ü  After 30 seconds, 60 seconds and 120 seconds measure theheight of the bubbles produced above the water meniscus. Make sure to look at the measurement at eye level to avoid the error ofparallax.ü  Record the data findings Method B – pHü  Peel potatoes and cut them up into 3 individual piecesabout 1cm x 1cm x 1cm. ü  Label 5 graduated measuring cylinders A; B; and C respectively.ü  Using a 10ml syringe, add 5ml of hydrogen peroxide solutionto each graduated measuring cylinder.ü  Using a clean 10ml syringe, add 5ml of 2M of hydro-chloricacid (HCl) to cylinder Aü  Using a clean 10ml syringe, add 5ml of 2M of sodiumhydroxide (NaOH) to cylinder Bü  Using a clean 10ml syringe, add 5ml of distilled water tocylinder Cü  Using universal pH indicator paper, measure the pH of eachof the graduated measuring cylinder.

ü  Add the cut up pieces of potato to each graduated measuringcylinder. ü  Measure the bubbles produced above the water meniscus after30 seconds, 60 seconds and 120 seconds. Makesure to look at the measurement at eye level to avoid the error of parallax.ü  Record the data findings One hypothesis is that stresscauses the release of stress hormones which lead to inflammation andfree-radical production.

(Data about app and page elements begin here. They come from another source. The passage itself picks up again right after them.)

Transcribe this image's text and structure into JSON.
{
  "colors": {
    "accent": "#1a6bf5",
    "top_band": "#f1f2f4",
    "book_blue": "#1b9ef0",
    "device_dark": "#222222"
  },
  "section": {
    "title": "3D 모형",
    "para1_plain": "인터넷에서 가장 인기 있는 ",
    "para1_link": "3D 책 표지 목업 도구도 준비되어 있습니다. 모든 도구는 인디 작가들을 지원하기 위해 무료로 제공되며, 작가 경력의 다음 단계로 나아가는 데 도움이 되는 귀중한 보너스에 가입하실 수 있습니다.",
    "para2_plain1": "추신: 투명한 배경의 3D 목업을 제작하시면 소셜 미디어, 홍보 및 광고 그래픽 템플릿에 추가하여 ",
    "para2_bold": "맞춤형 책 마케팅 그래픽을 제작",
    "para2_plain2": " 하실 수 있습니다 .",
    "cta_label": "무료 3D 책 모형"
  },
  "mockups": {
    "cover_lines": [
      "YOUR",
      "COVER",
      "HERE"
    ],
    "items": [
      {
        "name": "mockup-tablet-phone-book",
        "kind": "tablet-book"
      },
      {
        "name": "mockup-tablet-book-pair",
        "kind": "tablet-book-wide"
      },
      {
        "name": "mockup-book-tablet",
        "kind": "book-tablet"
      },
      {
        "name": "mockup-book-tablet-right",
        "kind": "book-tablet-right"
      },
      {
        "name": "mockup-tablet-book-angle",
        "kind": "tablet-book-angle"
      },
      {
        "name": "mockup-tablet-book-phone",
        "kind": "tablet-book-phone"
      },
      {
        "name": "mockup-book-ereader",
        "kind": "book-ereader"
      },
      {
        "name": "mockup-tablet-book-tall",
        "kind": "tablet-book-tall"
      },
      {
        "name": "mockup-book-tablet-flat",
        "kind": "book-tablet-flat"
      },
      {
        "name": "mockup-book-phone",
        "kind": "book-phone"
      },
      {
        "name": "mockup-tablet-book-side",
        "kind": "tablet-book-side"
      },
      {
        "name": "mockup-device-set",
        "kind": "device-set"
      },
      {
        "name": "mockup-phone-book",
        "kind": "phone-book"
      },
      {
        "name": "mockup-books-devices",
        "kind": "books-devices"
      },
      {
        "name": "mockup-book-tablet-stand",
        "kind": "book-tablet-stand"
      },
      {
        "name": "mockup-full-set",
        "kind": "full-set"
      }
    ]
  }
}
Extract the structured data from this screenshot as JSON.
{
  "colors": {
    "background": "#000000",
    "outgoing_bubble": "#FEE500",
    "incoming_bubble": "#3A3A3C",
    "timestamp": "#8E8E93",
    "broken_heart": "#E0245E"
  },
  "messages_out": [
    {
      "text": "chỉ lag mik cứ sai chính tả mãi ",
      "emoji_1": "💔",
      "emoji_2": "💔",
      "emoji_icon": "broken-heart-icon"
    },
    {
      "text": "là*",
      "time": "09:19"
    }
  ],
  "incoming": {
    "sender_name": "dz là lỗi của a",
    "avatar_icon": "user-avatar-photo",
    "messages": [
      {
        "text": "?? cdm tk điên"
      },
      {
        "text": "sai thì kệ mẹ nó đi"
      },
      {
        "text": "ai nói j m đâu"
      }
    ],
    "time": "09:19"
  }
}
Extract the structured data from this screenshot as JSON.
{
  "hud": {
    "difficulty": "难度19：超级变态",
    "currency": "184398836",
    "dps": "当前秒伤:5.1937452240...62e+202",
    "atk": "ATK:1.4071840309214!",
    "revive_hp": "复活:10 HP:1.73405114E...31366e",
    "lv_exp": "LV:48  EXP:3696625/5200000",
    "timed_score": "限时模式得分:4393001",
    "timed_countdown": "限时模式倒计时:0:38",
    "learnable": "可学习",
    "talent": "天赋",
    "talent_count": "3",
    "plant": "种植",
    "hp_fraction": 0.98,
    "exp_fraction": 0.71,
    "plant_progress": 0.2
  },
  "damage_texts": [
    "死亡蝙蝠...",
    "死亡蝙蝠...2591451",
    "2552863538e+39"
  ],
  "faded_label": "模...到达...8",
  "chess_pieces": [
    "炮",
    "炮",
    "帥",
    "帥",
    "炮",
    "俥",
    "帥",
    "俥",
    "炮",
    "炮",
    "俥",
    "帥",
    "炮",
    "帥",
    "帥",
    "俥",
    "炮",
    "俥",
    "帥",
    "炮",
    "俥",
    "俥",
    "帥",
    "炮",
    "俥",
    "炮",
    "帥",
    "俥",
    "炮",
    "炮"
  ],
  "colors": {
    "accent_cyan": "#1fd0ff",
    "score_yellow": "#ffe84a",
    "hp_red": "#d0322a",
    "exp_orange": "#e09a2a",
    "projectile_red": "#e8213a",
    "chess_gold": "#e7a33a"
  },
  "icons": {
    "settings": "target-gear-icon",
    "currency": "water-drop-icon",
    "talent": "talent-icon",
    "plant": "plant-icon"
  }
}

This intern would affect the production or bleachingof melanin within the body. Additionally studies in theIndian Dermatology Online Journal have shown that smokers are 2.5 times moresusceptible to premature greying than non-smokers.